Apr 23, 2013 12:39 PM by Stephen Bowers
The technical side:
Low pressure is developing over the Southern Rockies and moving toward the east. Low pressure often acts as a vacuum cleaner and draws in air from all around. That means the wind is blowing into the eastern quadrant of the low pressure circulation from the Southeast Colorado Plains, and an upslope wind flow is feeding into that circulation. As long as the upslope wind continues, the snow will continue. Once the low pressure exits the mountains, which will likely happen around early-to-mid afternoon today, the wind into the western side of the circulation will become a downslope wind. Downslope winds dry out the atmosphere, so that will choke off the snow and bring it to a quick end.
What this means for you:
Snow will continue until early-to-mid afternoon for most of the Southern Front Range and for portions of the Southeastern Plains. Earlier this morning on News 5 Today, we mentioned totals of an inch and a half for Colorado Springs and about half an inch for Pueblo. That was on top of what has already fallen, so final totals likely will still 1-4" for most areas along the I-25 corridor. Locally higher amounts are possible in spots, especially just west of I-25. Higher totals are still possible in Teller County as well as in the Wet Mountains, though the lower end of our 4-8" range looks to be most likely. Out in the Plains, it's mainly 1-3" with spotty cases of slightly higher amounts.
Along with the snow comes some cold. The cold will last through tomorrow morning. While you likely will need the coat on your way out the door Wednesday morning, we will warm into the 50's in the afternoon. Even warmer 60's and 70's are on the way for the end of the week and the weekend.
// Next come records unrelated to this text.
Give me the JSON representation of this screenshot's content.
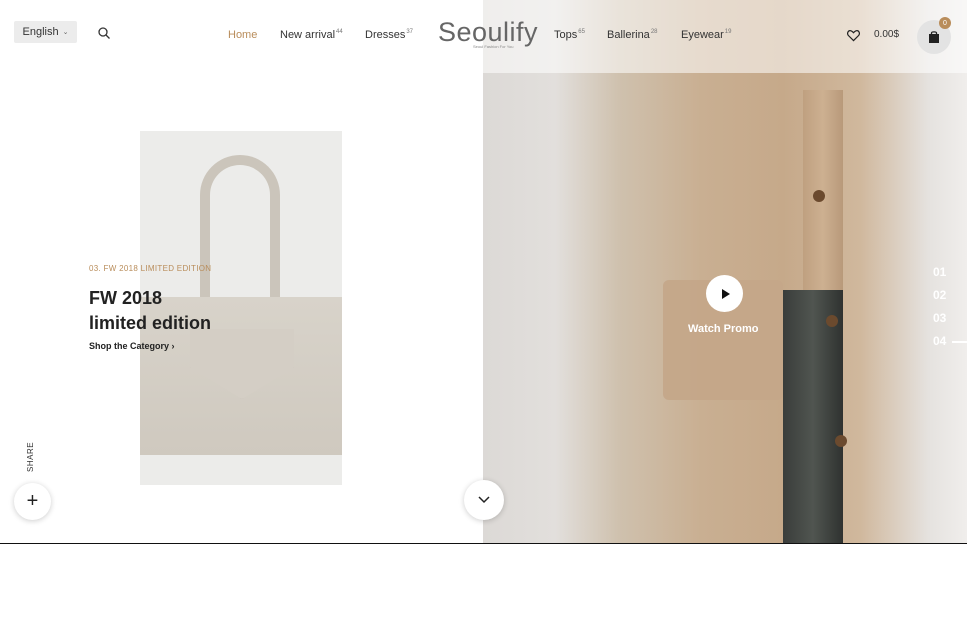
{
  "header": {
    "language": "English",
    "nav": [
      {
        "label": "Home",
        "count": ""
      },
      {
        "label": "New arrival",
        "count": "44"
      },
      {
        "label": "Dresses",
        "count": "37"
      },
      {
        "label": "Tops",
        "count": "65"
      },
      {
        "label": "Ballerina",
        "count": "28"
      },
      {
        "label": "Eyewear",
        "count": "19"
      }
    ],
    "logo": "Seoulify",
    "logo_tagline": "Seoul Fashion For You",
    "cart_total": "0.00$",
    "cart_count": "0"
  },
  "hero": {
    "eyebrow": "03. FW 2018 LIMITED EDITION",
    "title_line1": "FW 2018",
    "title_line2": "limited edition",
    "cta": "Shop the Category",
    "promo_label": "Watch Promo",
    "slides": [
      "01",
      "02",
      "03",
      "04"
    ]
  },
  "sidebar": {
    "share_label": "SHARE"
  },
  "colors": {
    "accent": "#b98d5b"
  },
  "icons": [
    "search-icon",
    "heart-icon",
    "shopping-bag-icon",
    "play-icon",
    "plus-icon",
    "chevron-down-icon",
    "chevron-right-icon"
  ]
}
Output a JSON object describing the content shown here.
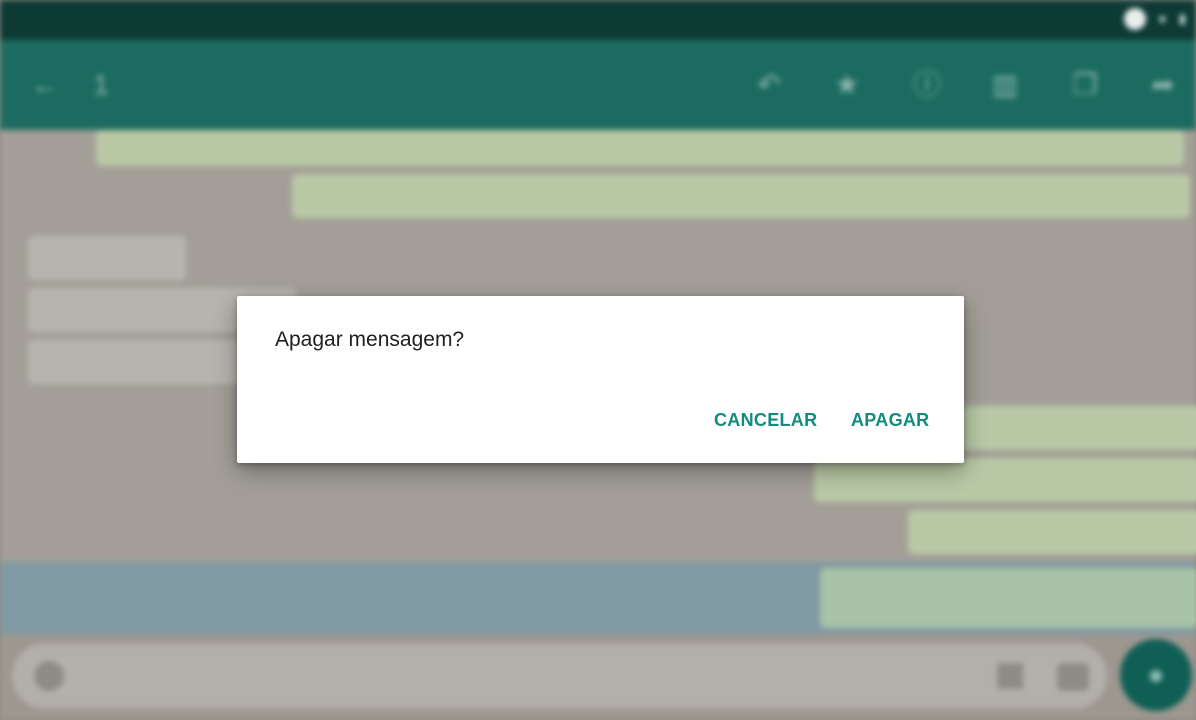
{
  "dialog": {
    "title": "Apagar mensagem?",
    "cancel_label": "CANCELAR",
    "confirm_label": "APAGAR"
  },
  "colors": {
    "accent": "#128c7e",
    "toolbar": "#1c6b60",
    "statusbar": "#0d3a33"
  },
  "icons": {
    "toolbar": [
      "back-arrow-icon",
      "reply-icon",
      "star-icon",
      "info-icon",
      "delete-icon",
      "copy-icon",
      "forward-icon"
    ],
    "inputbar": [
      "emoji-icon",
      "attach-icon",
      "camera-icon",
      "mic-icon"
    ]
  }
}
Icy roads have contributed to more than a dozen crashes today, especially around Colorado Springs. Remember to use caution and drive slower than you normally would, even if you are driving a four-wheel-drive vehicle, so you reach your destination safely. Remember to use low beam headlights, not necessarily so you can see but so you can be seen in conditions that favor poor visibility.